Shane Durrance

Culling the bite from smaller bass to bigger bass is something that most of us try to do, at least some of the time. But, I can tell you as a professional bass angler that it’s also one of the toughest things we try to do, especially if you’re fishing at the Bassmaster Elite Series level where not culling up is not an option. These guys won't give you anything.

The place to start is to try to catch some bass. Don’t worry so much about size. Concentrate on numbers at first. If you’re successful, you’ll start to develop a pattern. The bigger ones you catch will be somewhere different, and they’ll be biting a different bait than the smaller ones. 

The better bass might be deeper, shallower or they might be in the weeds instead of in the holes or on the lines. It’s also possible that they might be biting dark colored jigs, big spoons or maybe they’re looking up and a topwater plug is the way to go with them. 

What will be different is hard to predict — each lake or river is different — but there will be something that is different. Our job as anglers is to figure that out. 

My finish at the 2019 Toyota Bassmaster Texas Fest benefiting Texas Parks & Wildlife Department was respectable. I finished 10th. I’m never satisfied, though. So when the tournament was over I decided to go fishing. The idea was to see what I could see.

I headed out to the local tackle store and bought a sackful of big swimbaits. I tried a little different type of structure and cover than what I had been fishing. I caught two 6-pounders on back-to-back casts, and a whole bunch of other fish. They were all better than the ones I’d caught in the tournament.
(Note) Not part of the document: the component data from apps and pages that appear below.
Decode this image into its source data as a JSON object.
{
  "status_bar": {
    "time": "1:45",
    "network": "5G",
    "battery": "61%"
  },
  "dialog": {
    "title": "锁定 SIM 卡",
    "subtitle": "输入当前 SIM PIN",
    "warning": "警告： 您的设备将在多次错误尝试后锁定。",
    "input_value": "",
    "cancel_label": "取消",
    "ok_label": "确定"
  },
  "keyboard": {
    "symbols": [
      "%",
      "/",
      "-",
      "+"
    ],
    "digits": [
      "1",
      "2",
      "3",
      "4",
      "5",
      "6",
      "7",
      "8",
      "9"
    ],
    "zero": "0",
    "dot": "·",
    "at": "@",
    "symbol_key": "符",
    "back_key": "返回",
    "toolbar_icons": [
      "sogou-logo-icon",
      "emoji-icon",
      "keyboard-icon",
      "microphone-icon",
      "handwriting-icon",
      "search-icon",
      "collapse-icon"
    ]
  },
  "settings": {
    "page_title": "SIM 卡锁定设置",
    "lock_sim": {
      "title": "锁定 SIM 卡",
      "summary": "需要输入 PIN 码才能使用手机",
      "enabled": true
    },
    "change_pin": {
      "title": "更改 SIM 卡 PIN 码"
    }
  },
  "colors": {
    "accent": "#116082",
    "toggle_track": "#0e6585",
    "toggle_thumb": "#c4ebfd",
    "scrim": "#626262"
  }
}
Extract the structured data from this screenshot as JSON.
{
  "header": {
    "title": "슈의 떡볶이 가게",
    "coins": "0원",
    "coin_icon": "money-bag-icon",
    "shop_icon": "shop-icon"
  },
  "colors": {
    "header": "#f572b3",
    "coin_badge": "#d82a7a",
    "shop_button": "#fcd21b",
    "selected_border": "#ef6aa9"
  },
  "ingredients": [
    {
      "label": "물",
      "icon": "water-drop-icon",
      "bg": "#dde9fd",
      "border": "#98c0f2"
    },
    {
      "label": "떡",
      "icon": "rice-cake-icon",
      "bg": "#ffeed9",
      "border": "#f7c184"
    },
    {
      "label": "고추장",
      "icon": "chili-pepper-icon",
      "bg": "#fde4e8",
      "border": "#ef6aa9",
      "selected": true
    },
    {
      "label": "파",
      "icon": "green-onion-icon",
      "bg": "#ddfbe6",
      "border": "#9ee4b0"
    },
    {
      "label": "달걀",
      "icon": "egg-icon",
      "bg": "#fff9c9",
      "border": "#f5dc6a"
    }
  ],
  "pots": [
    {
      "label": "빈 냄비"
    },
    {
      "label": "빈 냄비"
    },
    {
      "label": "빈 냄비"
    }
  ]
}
The water had dropped, and it was a little clearer the day I did that. Nevertheless, I learned a valuable lesson about culling through numbers to get to the winning bass — think about the immediate past and then either repeat it or do something totally different.

Another approach, one that I have more familiarity with, is using big flutter spoons out on the breaks and ledges on Tennessee River impoundments. It seems like that’s a reliable way to cull through smaller bass in those places. 

The spoon I’ve had the most success using is made by Nichols Lures. They have several models ranging from 6 inches to 9 inches. The bigger the spoon the bigger the bass — most days, anyway. 

While we’re talking about all of this we need to be honest with ourselves and with each other. The approach I’m talking about has risks, big risks. When you turn your back on smaller fish it’s possible you won’t catch any fish. I’m not sure big bass are smarter than small bass, but they are different. That can make for some long days. Keep that in mind when you decide to go big.

There you have it: My thoughts on culling the bite. You can follow my thinking but don’t be afraid to try something different. Catching the bigger bass in any lake or river is as much art as it is science.